Stauber bill would prevent president from barring mining on federal land
The move comes as mining supporters fear — and environmental groups hope — that the Biden administration will reinstate moves made in the final days of the Obama administration that rescinded the leases of Twin Metals, a proposed underground copper-nickel mine in the same watershed as the Boundary Waters Canoe Area Wilderness, and prompted study on a proposed 20-year ban on mining activity on 234,000 acres of the Superior National Forest outside the BWCAW.
Officials at the time said mining in the Rainy River Watershed presented too great a risk of polluting the BWCAW.
Those restrictions were then reversed by the Trump administration, paving the way for Twin Metals to submit its mine plan to regulators and begin the yearslong regulatory process in December 2019.
“If our nation is to truly move forward and prosper, the Obama-era attacks on mining must remain a thing of the past. … That’s why I am proud to introduce legislation to prevent this Administration, and future Administrations, from eliminating important mining jobs and stalling our economic engine," Stauber said in a news release Monday.
Stauber said the bill, coined the "Saving America’s Mines Act," had the support of Minnesota's three other Republican representatives.
But the U.S. House, Senate and presidency are controlled by Democrats, giving the bill little chance of becoming law.
Stauber said copper-nickel mining, which has never been conducted in Minnesota, is key to bringing in well-paying jobs to the area and supplying the country with critical minerals.
Environmental groups, which argue the type of mining is too risky for Minnesota, were quick to condemn Stauber and his bill.

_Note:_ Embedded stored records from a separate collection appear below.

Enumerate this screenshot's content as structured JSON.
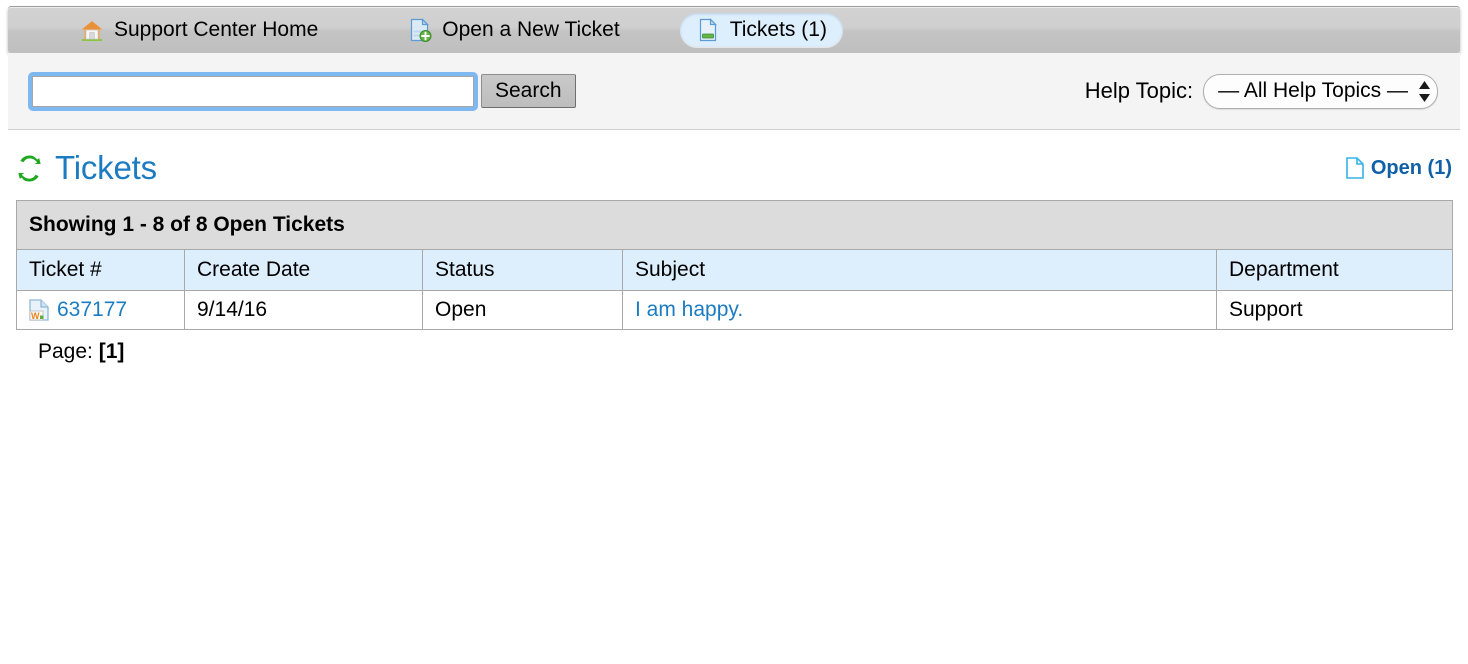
{
  "nav": {
    "items": [
      {
        "label": "Support Center Home",
        "icon": "home-icon",
        "active": false
      },
      {
        "label": "Open a New Ticket",
        "icon": "new-document-icon",
        "active": false
      },
      {
        "label": "Tickets (1)",
        "icon": "document-icon",
        "active": true
      }
    ]
  },
  "search": {
    "value": "",
    "placeholder": "",
    "button_label": "Search",
    "help_topic_label": "Help Topic:",
    "help_topic_selected": "— All Help Topics —",
    "help_topic_options": [
      "— All Help Topics —"
    ]
  },
  "heading": {
    "title": "Tickets",
    "refresh_icon": "refresh-icon",
    "open_link_label": "Open (1)",
    "open_link_icon": "page-icon"
  },
  "table": {
    "caption": "Showing 1 - 8 of 8 Open Tickets",
    "columns": [
      "Ticket #",
      "Create Date",
      "Status",
      "Subject",
      "Department"
    ],
    "rows": [
      {
        "ticket_number": "637177",
        "ticket_icon": "word-document-icon",
        "create_date": "9/14/16",
        "status": "Open",
        "subject": "I am happy.",
        "department": "Support"
      }
    ]
  },
  "pagination": {
    "label": "Page:",
    "current": "[1]"
  },
  "colors": {
    "link_blue": "#1b7cc2",
    "header_blue": "#ddeefc",
    "accent_green": "#22a722",
    "caption_gray": "#dcdcdc"
  }
}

“Pete Stauber has peddled dangerous conspiracy theories and joined in a baseless attempt to overturn the results of a democratic election," Chris Knopf, executive director of Friends of the Boundary Waters Wilderness, said in a statement. "This latest stunt only adds to a shameful record, and shows just how subservient he is to the interests of foreign mining conglomerates."